Chris Evans has lost his case against his former station Virgin Radio over share options he said were still due to him after his sacking in June 2001.
Evans' new TV show has had a shaky start
After several months out of the spotlight, Evans made a faltering return to primetime Saturday night TV this year as producer of the poorly received Boys and Girls.
The Channel 4 game show, billed as the ultimate battle of the sexes, won just 5% of the audience on its debut - and was mauled by the critics.
Despite the trademark Evans brashness - or perhaps because of it - the show did not repeat the success of his earlier TV hits. In it, contestants were voted "babe" or "minger" depending on their attractiveness.
His other recent production, Five's Live With... talk show, has also been seen as being on the lame side, despite a change of host from Chris Moyles to Christian O'Connell.
Despite this, the mercurial former Tarzanogram is still famed for having made millions from his ability to capture the public's mood, a reputation built on his previous achievements.
Evans' return to Saturday nights comes nine years after the smash hit Don't Forget Your Toothbrush.
Evans' new show, Boys and Girls, has been criticised
He shot to fame in 1992, as host of The Big Breakfast, Channel 4's new early morning programme, having built his reputation as a witty prankster on the BBC's now-defunct London radio station GLR, where he started as a producer and ended up as a star DJ.
The Big Breakfast was a huge hit in the early days, beating even ITV's new breakfast station, GMTV, when it launched in 1993.
The Warrington-born star's hyperactive personality defined the show and he was catapulted from London cult personality to national celebrity.
He launched his own production outfit, Ginger Productions, responsible for Channel 4's Toothbrush, his first prime-time TV show.
The format was sold around the world, bringing in funds to help him build up his media empire.
He left the Big Breakfast in 1994, and the following year was recruited by BBC Radio 1 to revamp the station's breakfast show.
He bought Virgin Radio from Sir Richard Branson
However he took the job only on his proviso the show would be in the hands of Ginger Productions, not the BBC.
The deal ruffled feathers at Broadcasting House, but worked wonders for the station, which saw its ratings rocket, along with its profile.
In 1996 he returned again to Channel 4 screens with TFI Friday.
The show was a classic Evans cocktail of leading bands, celebrity chat, bizarre stunts and in-jokes.
But as TFI rose, his tempestuous love affair with the BBC was on the wane.
He quit Radio 1 in January 1997, after his demands to work a four-day week were refused.
Later that year he returned to breakfast radio, with Sir Richard Branson's Virgin station, competing against Radio 1's new breakfast line-up of Zoe Ball and Kevin Greening.
Evans liked the job so much, he bought Virgin Radio from Sir Richard at the end of 1997.
The City was stunned at his £85m purchase right from under the nose of London-based Capital Radio, whose bid to buy the station had been held up by a government inquiry.
He went to live in LA with wife Billie Piper
With City backers behind him, his new Ginger Media Group made him a broadcasting mogul.
But the Evans magic started to fade soon afterwards.
He was photographed out on the town with Paul Gascoigne - damaging the footballer's chances of getting into the England squad for the 1998 World Cup.
Ginger's TV arm showed signs of losing its flair.
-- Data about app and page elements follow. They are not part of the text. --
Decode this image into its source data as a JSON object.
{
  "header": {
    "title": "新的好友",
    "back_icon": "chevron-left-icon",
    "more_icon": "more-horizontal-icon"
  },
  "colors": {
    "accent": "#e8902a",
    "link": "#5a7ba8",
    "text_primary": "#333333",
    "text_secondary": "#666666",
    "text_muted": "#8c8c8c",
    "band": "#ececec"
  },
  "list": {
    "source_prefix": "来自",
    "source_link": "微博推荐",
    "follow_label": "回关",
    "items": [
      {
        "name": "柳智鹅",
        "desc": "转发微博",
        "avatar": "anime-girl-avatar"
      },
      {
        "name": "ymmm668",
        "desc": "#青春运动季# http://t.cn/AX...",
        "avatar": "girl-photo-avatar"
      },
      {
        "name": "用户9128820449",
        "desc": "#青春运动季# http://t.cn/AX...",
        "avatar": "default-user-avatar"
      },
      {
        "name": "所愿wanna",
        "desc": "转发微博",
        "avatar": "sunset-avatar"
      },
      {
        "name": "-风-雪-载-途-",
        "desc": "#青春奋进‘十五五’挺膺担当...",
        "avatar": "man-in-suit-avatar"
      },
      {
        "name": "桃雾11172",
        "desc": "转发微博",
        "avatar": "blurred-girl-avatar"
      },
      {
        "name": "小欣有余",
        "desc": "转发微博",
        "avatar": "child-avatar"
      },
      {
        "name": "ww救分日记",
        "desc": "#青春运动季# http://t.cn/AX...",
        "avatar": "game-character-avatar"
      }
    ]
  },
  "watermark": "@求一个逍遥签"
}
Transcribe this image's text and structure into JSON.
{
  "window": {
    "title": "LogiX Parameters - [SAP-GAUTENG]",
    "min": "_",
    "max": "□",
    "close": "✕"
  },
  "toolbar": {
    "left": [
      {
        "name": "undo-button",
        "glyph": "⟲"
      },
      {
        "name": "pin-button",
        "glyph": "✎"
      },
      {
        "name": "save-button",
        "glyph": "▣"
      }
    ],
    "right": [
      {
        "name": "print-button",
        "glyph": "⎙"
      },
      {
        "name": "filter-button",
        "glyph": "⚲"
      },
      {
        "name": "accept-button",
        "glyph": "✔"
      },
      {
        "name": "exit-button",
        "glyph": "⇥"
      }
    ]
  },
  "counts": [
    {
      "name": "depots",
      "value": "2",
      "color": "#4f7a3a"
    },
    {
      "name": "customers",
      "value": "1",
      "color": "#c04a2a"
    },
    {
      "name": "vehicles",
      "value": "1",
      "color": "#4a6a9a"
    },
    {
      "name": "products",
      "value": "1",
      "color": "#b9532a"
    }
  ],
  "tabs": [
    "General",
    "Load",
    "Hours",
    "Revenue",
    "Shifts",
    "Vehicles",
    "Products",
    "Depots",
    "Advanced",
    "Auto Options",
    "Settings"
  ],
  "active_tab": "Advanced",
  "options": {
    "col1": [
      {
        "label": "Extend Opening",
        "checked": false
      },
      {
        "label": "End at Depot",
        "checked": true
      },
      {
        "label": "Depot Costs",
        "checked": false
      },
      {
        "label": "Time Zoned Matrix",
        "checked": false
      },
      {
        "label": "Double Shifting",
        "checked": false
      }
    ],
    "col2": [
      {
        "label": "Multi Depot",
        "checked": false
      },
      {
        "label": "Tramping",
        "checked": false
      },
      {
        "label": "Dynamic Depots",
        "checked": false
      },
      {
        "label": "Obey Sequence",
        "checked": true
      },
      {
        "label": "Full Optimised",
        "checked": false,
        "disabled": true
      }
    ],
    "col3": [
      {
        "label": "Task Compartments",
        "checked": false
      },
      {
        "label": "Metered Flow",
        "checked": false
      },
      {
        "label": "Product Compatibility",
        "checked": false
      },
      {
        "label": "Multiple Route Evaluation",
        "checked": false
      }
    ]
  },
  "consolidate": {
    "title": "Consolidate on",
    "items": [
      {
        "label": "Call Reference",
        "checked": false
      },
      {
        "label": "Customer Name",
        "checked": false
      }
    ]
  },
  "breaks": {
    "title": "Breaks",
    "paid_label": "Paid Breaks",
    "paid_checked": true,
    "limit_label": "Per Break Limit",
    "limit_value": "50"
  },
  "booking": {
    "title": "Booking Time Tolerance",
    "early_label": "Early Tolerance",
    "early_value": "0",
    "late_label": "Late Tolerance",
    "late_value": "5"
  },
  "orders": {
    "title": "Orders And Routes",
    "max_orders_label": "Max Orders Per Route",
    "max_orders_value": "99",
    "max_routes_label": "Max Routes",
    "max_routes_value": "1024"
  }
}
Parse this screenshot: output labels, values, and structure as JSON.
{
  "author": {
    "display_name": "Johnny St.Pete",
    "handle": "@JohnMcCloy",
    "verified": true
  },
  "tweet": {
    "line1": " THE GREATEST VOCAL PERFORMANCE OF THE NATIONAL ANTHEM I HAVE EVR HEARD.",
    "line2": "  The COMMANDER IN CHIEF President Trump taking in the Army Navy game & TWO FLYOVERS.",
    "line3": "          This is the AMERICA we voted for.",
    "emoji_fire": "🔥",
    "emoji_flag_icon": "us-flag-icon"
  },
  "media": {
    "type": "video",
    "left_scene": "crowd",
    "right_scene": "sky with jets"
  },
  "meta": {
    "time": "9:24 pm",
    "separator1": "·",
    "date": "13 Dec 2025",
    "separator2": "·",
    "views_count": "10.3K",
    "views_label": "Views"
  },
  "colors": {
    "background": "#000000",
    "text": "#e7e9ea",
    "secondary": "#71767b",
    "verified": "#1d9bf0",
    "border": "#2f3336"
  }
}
TFI Friday started to go off the boil, and two BBC projects, the National Lottery Red Alert and student quiz Carry on Campus, flopped.
But in early 2000 Evans was able to cash in on his success, selling the Ginger Media Group to SMG, the owner of ITV1 stations Scottish and Grampian, for £225m.
But while Evans took a large chunk of that cash, his on-air performances faltered.
A much-hyped "romance" with singer Geri Halliwell failed to lift TFI's ratings, and he stepped down as host before the show ended in 2000.
At Virgin, Evans failed to turn up for a week of breakfast shows and the station ignored his claim that he had been ill.
A string of TV failures has not deterred Evans
Photographs and footage had emerged of him out drinking with his new teenage girlfriend, Billie Piper, and Virgin said it had no option but to dismiss him.
Evans said the termination of his contract cost him £3m in lost share payouts, which arose from his sale of the company.
After marrying Piper in Las Vegas in May 2001, Evans kept an uncharacteristically low profile at his marital home in Hascombe, Surrey.
Soon the dream of year-round sunshine and an escape from the British media became too tempting and the couple moved to Los Angeles.
They celebrated their first anniversary - silencing critics who said the 17-year age gap between them and Evans' colourful past, would see the union fail.
In August last year Evans became embroiled in a tragedy when his friend James Ward - the former landlord of his village pub - fell overboard and drowned during a birthday sailing trip off the south coast.
Evans was said to have been deeply shocked by events.
The BBC's Nick Higham said of the High Court judgement: "This is personally damaging to him, Quite what it will do to him as a presenter of TV and radio programmes remains to be seen, but it can't be good news."